This time, Cameron’s vision is riding on “Avatar,” a science-fiction epic aiming to push the bounds of digital filmmaking and 3-D presentation into the heavens, with a reported price tag well in excess of the $200 million spent to make “Titanic,” msnbc.com reports.
Meanwhile, Washington-based commentator Nile Gardiner, writing in the Daily Telegraph, gives an early glimpse of the way the film will be covered by the op-ed and television punditry crowd in an column cautioning Jim Cameron that he should make his movies but stiflethe sound-bytes about the war in Iraq: "I have little doubt that Avatar will be a massive global hit when it opens worldwide on December 18th, and the early reviews are largely positive, with a 90 percent current approval rating on the Rotten Tomatoes website. But its expected success won’t be due to cinemagoers wanting to watch an expensive sermon on US foreign policy, but because they want to be entertained by the most advanced 3-D special effects ever put on screen...The US public is frankly tired of the anti-war rhetoric of the Left, which has sounded increasingly hollow since the success of the surge in Iraq."
"Avatar" will gross $187 million in its first four weeks: That very specific number comes to us via Josh Levin at Slate who writes that his fear that the movie would be another "Battlefield Earth" is now receding: "My money's on blockbuster. Supporting evidence for the cat-people-as-cash-cow theory can be found on the Hollywood Stock Exchange. As of Thursday evening, Avatar is trading at 187.09 on HSX, a prediction market that Anita Elberse, an associate professor at Harvard Business School, says has a proven track record of prognosticating box-office revenues. That 187.09 figure means HSX traders believe the movie will make close to $187 million in its first four weeks of domestic release—a figure that would put the movie well on its way to profitability..." The Los Angeles Times reports.

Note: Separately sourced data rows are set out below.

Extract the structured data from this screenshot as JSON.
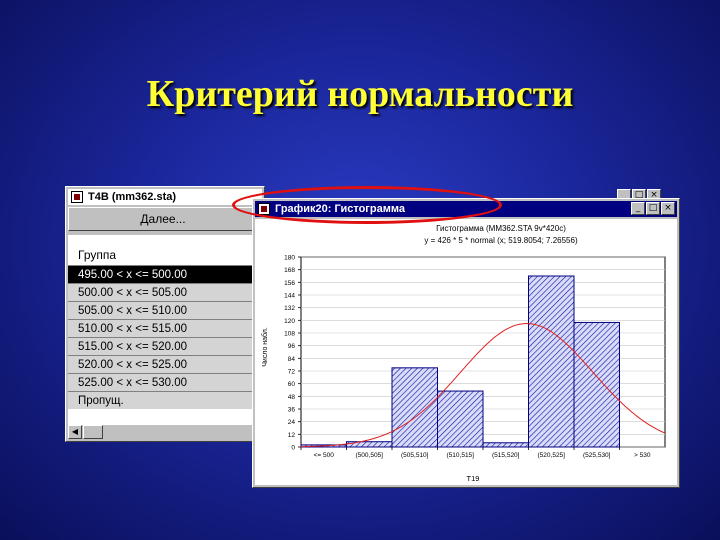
{
  "slide": {
    "title": "Критерий нормальности"
  },
  "table_window": {
    "title": "T4B (mm362.sta)",
    "next_button": "Далее...",
    "header": "Группа",
    "rows": [
      "495.00 < x <= 500.00",
      "500.00 < x <= 505.00",
      "505.00 < x <= 510.00",
      "510.00 < x <= 515.00",
      "515.00 < x <= 520.00",
      "520.00 < x <= 525.00",
      "525.00 < x <= 530.00",
      "Пропущ."
    ],
    "selected_row": 0,
    "buttons": {
      "minimize": "_",
      "maximize": "□",
      "close": "×"
    }
  },
  "chart_window": {
    "title": "График20: Гистограмма",
    "buttons": {
      "minimize": "_",
      "maximize": "□",
      "close": "×"
    }
  },
  "chart_data": {
    "type": "bar",
    "title": "Гистограмма (MM362.STA 9v*420c)",
    "subtitle": "у = 426 * 5 * normal (x; 519.8054; 7.26556)",
    "xlabel": "T19",
    "ylabel": "Число набл.",
    "categories": [
      "<= 500",
      "(500,505]",
      "(505,510]",
      "(510,515]",
      "(515,520]",
      "(520,525]",
      "(525,530]",
      "> 530"
    ],
    "values": [
      2,
      5,
      75,
      53,
      4,
      162,
      118,
      0
    ],
    "yticks": [
      "0",
      "12",
      "24",
      "36",
      "48",
      "60",
      "72",
      "84",
      "96",
      "108",
      "120",
      "132",
      "144",
      "156",
      "168",
      "180"
    ],
    "ylim": [
      0,
      180
    ],
    "fit_curve": {
      "type": "normal",
      "n": 426,
      "bin_width": 5,
      "mean": 519.8054,
      "sd": 7.26556,
      "x_start": 495
    },
    "colors": {
      "bar_fill": "#d8dcf8",
      "bar_stroke": "#000080",
      "hatch": "#1010a0",
      "curve": "#e02020"
    }
  }
}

Riyadh will not make contradictory statements, nor will it ask for explanations, as Moscow does in the case of the poisoning of Sergei Skripal
Representatives of the Ministry for Foreign Affairs of the Russian Federation commented on the state of affairs in the Sea of Azov